A state of profound unconsciousness caused by disease, injury or poison. This can include head injury, encephalopathy/encephalitis, meningitis, stroke, major multiple trauma, neurological disorder, seizure Disorder, intoxication, metabolic abnormalities, and hypoxia.
An individual in a coma is unable to react to their environment and has no response to any form of stimulation. The person is not “just sleeping”, as the brain wave activity in a comatose person is different than a sleeping person.
There are several levels of coma a patient can be in that describe the severity of impairment. There are two scales of measurement frequently used to determine the phase of coma a patient is in. They are the Glasgow Coma Scale (GCS) and the Rancho Los Amigos Scale (RLAS).
The GCS is a simple 15-point scale used by medical professionals to assess the severity of the altered consciousness, and establish a prognosis. There are three components to the score: Eye opening response, Verbal response, and Motor response.
The RLAS is more complex and describes emergence from coma in patients with traumatic brain injury. This scale is often used in the first few weeks or months after injury, while the patient is under closer observation. This scale is useful to therapists and families to help understand the behavior and progression of the head injury survivor. This scale is used in the first weeks or months following the injury and is not intended to predict improvement over the long term.
There are levels of coma through which patients may or may not progress. As coma deepens, responsiveness of the brain lessens, normal reflexes are lost, and the patient no longer responds to pain. The chances of recovery depend on the severity of the underlying cause. A deeper coma alone does not necessarily mean a slimmer chance of recovery, because some people in deep coma recover well while others in a so-called milder coma fail to improve.

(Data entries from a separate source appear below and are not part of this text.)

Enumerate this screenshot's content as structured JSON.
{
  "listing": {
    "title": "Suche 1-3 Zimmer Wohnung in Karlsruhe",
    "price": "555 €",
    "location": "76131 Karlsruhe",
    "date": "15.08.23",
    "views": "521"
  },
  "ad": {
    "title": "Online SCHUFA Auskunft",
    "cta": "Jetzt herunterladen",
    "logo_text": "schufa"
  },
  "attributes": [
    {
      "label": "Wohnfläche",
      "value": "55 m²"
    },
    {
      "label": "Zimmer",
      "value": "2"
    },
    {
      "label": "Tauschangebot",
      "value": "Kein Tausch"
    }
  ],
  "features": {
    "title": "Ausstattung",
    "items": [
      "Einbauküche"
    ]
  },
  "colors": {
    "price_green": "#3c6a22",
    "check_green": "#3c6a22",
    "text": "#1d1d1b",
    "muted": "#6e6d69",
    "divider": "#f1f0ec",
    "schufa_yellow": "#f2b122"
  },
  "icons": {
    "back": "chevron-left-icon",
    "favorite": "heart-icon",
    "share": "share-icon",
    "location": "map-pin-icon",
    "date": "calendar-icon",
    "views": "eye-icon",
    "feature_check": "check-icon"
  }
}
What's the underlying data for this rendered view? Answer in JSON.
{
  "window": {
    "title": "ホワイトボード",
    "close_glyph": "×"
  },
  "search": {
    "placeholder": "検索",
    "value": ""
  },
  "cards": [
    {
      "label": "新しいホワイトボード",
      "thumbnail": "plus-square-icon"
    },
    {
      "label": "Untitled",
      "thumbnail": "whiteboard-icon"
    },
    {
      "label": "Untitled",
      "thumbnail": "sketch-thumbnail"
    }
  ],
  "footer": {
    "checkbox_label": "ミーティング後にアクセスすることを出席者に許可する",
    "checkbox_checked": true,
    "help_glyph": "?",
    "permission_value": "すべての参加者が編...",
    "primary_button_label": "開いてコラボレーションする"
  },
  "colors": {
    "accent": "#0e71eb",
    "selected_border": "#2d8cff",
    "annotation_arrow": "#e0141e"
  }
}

The outcome for a patient in a coma or vegetative state depends on the cause of the coma, location of damage, and the severity and extent of neurological damage: outcomes range from recovery to death. People do emerge from coma with a combination of physical, intellectual and psychological difficulties that need special attention. Recovery is a gradual process, as the patient acquires more and more ability to respond. Some patients may never progress beyond very basic responses, but many recover full awareness. Gaining consciousness is not something that happens instantly, as is often seen on television: at first, the person may only awaken for a few minutes, then gradually the time awake increases, along with the level of responsiveness as measured by the RLAS.
Generally, coma will last a few days to a few weeks, but rarely more than 2 to 4 weeks. After this time, some patients gradually come out of the coma, some progress to a vegetative state, and others die. Many patients who have gone into a vegetative state go on to regain a degree of awareness and function. Others may remain in a vegetative state for years or even decades. Time is the best general predictor of a chance for recovery.